a. In Philippians 3: 13-14 Paul said, “But one thing I do: Forgetting what is behind and straining toward what is ahead, I press on toward the goal to win the prize for which God has called me heavenward in Christ Jesus.”
b. That word “Press on” carries with it the idea of “Stretching” as far as we can. Athletes as they prepare for their game usually go through a series of stretching exercises that prepares their muscles for the tasks before them.Just what exactly did Paul mean when He said, “I press on…?” What did he do –or keep on doing—that indicated he was stretching or pressing on?
c. From Paul’s writings we are given some very important “spiritual stretching exercises”—disciplines that will help us keep in the race and not fall by the wayside. Let’s consider some of these disciplines that Paul must have practiced himself even as He command others to do:
i. In Philippians 4 He gives these instructions; REJOICE AWAYS. Whatever it is you might want to say about the Christian life, it should be a life of joy—a positive, wholesome, healthy look at life!Practice GENTLENESS. For our gentleness is a witness to others of the love of Christ.Don’t be ANXIOUS…Instead take your troubles to the Lord and thank Him. In so doing you experience His Peace that transcends understanding.FOCUS ON THE GOOD, THE WHOLESOME, THE PURE. We usually see that for which we are looking. Look for faults and you find plenty. Instead look for good and you will be surprised at how much good you will find.
ii. In 1 Thessalonians 5 Paul again tells the church to REJOICE. But he goes on to encourage them to be continually in PRAYER, and to be careful to QUENCH NOT THE SPIRIT…
iii. In Galatians 5 Paul exhorts the church to “Live in the Spirit” and to “Keep in Step with the Spirit.”Therein lays the answer to the problem my friend and I were having in our spiritual ups and downs. We were trying to keep rules instead of allowing the Holy Spirit to take up residence in our lives. And on our own and in our own strength we were trying to save ourselves by keeping the Law.
iiii. The “Pressing On” that Paul intended to do was to keep His experience with the Living Christ by honoring Him in all that he did.

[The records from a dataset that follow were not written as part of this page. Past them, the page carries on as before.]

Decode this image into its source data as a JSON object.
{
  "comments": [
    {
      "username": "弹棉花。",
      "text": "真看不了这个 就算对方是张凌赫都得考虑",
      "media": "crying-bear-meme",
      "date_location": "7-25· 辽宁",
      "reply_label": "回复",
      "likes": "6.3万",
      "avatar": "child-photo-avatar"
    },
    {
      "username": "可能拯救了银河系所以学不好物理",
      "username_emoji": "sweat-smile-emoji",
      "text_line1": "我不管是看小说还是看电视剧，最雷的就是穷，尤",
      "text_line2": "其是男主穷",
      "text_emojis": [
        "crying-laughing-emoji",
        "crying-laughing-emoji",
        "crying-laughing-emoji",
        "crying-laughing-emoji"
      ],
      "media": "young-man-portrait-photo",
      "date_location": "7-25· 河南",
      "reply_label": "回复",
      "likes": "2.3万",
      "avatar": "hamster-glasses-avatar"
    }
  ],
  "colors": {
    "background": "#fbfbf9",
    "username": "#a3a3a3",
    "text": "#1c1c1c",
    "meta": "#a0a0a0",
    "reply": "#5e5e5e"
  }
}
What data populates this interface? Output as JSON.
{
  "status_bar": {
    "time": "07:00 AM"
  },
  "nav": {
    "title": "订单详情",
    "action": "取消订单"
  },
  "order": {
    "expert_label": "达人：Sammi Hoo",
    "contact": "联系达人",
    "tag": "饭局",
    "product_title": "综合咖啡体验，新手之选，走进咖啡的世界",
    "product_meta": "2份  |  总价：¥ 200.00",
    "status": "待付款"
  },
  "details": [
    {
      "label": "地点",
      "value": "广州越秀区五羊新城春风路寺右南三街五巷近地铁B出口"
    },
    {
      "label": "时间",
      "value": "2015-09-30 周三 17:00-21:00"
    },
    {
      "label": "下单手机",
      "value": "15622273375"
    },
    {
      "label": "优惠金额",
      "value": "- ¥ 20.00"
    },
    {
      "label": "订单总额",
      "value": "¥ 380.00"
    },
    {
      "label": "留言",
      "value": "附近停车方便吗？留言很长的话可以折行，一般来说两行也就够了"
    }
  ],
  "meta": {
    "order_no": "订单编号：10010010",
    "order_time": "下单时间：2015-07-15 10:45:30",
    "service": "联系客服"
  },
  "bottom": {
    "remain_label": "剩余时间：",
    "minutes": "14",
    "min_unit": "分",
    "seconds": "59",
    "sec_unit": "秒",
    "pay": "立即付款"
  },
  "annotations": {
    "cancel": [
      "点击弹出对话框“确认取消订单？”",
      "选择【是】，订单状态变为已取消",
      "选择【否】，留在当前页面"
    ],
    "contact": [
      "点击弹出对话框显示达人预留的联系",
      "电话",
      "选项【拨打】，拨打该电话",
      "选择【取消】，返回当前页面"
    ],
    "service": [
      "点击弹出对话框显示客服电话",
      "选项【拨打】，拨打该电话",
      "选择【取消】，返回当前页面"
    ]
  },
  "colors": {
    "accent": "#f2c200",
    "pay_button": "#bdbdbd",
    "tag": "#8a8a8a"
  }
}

God had called him to Preach—so he preached. God had called him to take the Gospel to the Gentiles, so he kept on sharing the Gospel with the Greeks and Romans. Paul was stating that he intended to do everything possible to live a life of obedience to Christ and to honor Christ in every way he could. Did Paul Keep the rules? He knew that the way to demonstrate His love for Christ was by keeping Christ’s commands. So he allowed His love for Christ to direct him in how he lived his life.
Why do you follow Christ?
Why do you attend Church?
Why do you pay your tithes and give you offerings?
Are you doing these things because you think that is what you have to do in order to be saved?
Or do you do these things because you have fallen in love with Christ and want to seize every opportunity to draw closer to Him?
Paul said, “ I want to know Christ—yes, to know the power of his resurrection and participation in his sufferings, becoming like him in his death” (Philippians 3:10).
That sounds to me like living everyday in His Presence, walking in His footsteps, experiencing life as He experienced it—is that really what you want to do?